The other main category of assets of the marriage to which a beneficiary designation may apply are pension and retirement benefits. Qualified pension and retirement plans are governed by the provisions of the Employee Retirement Income Security Act (ERISA), 29 U.S.C.A. § 1001-1461. One of the protections provided by the ERISA is the statute’s “spendthrift” provision which mandates that each pension plan shall provide that benefits provided under the plan may not be assigned or alienated, 29 U.S.C. A. § 1056 (d)(1), a mechanism designed to prevent the dissipation of retirement funds. Further, pursuant to the Retirement Equity Act of 1984, ERISA was amended so as to include provisions to safeguard the financial security of widows by mandating that pensions plans provide automatic survivor benefits to surviving spouses. Section 1055 of ERISA provides that survivor benefits would automatically be paid to surviving spouse upon the death of the pension participant unless the participant and spouse consent in writing to an alternate beneficiary. In other words, once a participant becomes vested under the plan – that is – has earned a nonforfeitable right to any portion of his accrued benefit – he spouse is assured of receiving a survivor’s annuity if her husband predeceases her. Hawxhurst v. Hawxhurst, 318 N.J. Super 72 (App. Div. 1998). No other document, including a Will or a Prenuptial Agreement, may effectively waive or confer rights in a spouse’s pension plan.
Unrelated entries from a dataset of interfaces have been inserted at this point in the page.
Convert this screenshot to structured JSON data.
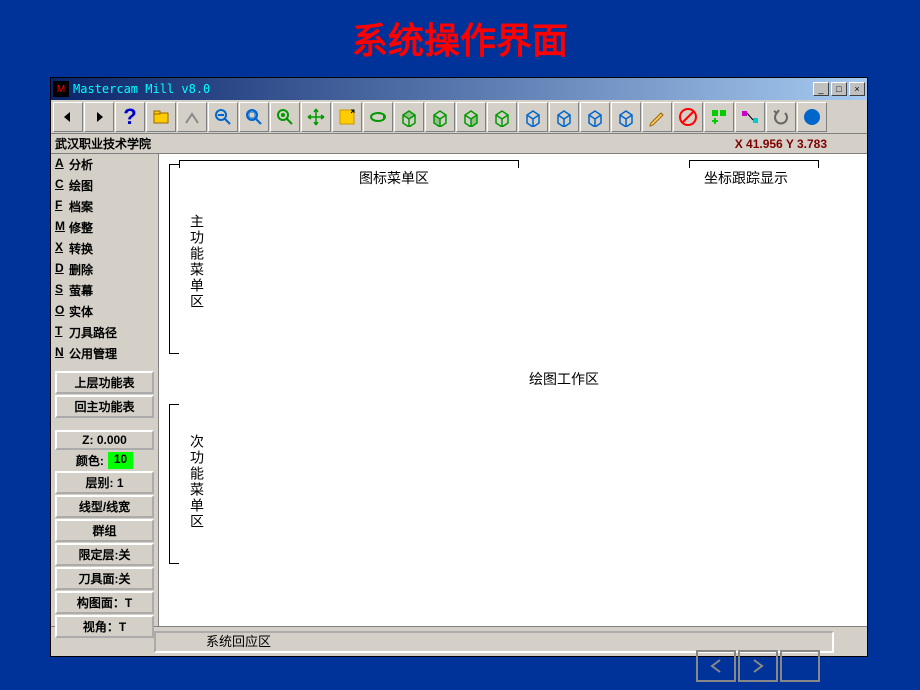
{
  "slide_title": "系统操作界面",
  "window": {
    "title": "Mastercam Mill v8.0",
    "icon_text": "M"
  },
  "statusbar": {
    "left": "武汉职业技术学院",
    "coords": "X 41.956  Y 3.783"
  },
  "menu_items": [
    {
      "key": "A",
      "label": "分析"
    },
    {
      "key": "C",
      "label": "绘图"
    },
    {
      "key": "F",
      "label": "档案"
    },
    {
      "key": "M",
      "label": "修整"
    },
    {
      "key": "X",
      "label": "转换"
    },
    {
      "key": "D",
      "label": "删除"
    },
    {
      "key": "S",
      "label": "萤幕"
    },
    {
      "key": "O",
      "label": "实体"
    },
    {
      "key": "T",
      "label": "刀具路径"
    },
    {
      "key": "N",
      "label": "公用管理"
    }
  ],
  "nav_buttons": {
    "up": "上层功能表",
    "home": "回主功能表"
  },
  "settings": {
    "z_label": "Z:",
    "z_value": "0.000",
    "color_label": "颜色:",
    "color_value": "10",
    "layer": "层别: 1",
    "linetype": "线型/线宽",
    "group": "群组",
    "limit_layer": "限定层:关",
    "tool_face": "刀具面:关",
    "construct_plane": "构图面：T",
    "view": "视角：T"
  },
  "annotations": {
    "toolbar_area": "图标菜单区",
    "coord_display": "坐标跟踪显示",
    "main_menu": "主功能菜单区",
    "sub_menu": "次功能菜单区",
    "workspace": "绘图工作区",
    "response": "系统回应区"
  },
  "toolbar_icons": [
    "arrow-left",
    "arrow-right",
    "help",
    "open",
    "analyze",
    "zoom-out",
    "zoom-fit",
    "zoom-target",
    "pan",
    "zoom-window",
    "rotate",
    "view-top",
    "view-front",
    "view-side",
    "view-iso",
    "view-3d-1",
    "view-3d-2",
    "view-3d-3",
    "view-3d-4",
    "pencil",
    "delete",
    "regen",
    "toolpath",
    "undo",
    "run"
  ]
}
Even during the pendency of a divorce, a plan participant cannot assign or otherwise designate an alternate beneficiary for pension benefits. Groh v. Groh, 288 N.J. Super 321 (Ch. Div. 1995). These spendthrift and anti-alienation provisions of ERISA, particularly in protecting a spouse’s survivorship rights in their spouse’s retirement benefits have been strictly construed, rejecting “fairness” arguments or even waivers contained in Judgments of Divorce when the strict requirements of the statute have not been adhered to. See generally Estate of Lanken, 290 N.J. Super 556 (Ch. Div 1996); Seavey v. Long, 303 N.J. Super 153 (App. Div. 1997). Hence, at least as far as to pension and retirement plan benefits are concerned, absent consent, one spouse may not be able to remove the other spouse as beneficiary thereof during the pendency of divorce proceedings. Could this have the potential of creating a windfall to one spouse in the event of the other spouse’s death during the pendency of divorce? Possibly; however, our New Jersey Supreme Court in the case of Kay v. Kay 200 N.J. 551 (2010) appeared to extend the principles set forth in the “black hole” case of Carr v. Carr, 120 N.J. 336 (1990) so as to allow the estate of a decedent spouse to assert claims for equitable relief against the surviving spouse under appropriate circumstances where that spouse died in the midst of a divorce proceeding before that spouse’s claims against the other had been determined.

Even from this brief overview, it is evident that even in the most basic of divorce cases, there are potential complexities lurking behind every counter. Let the experienced attorneys at the law office of James P. Yudes, P.C. help navigate you through this process.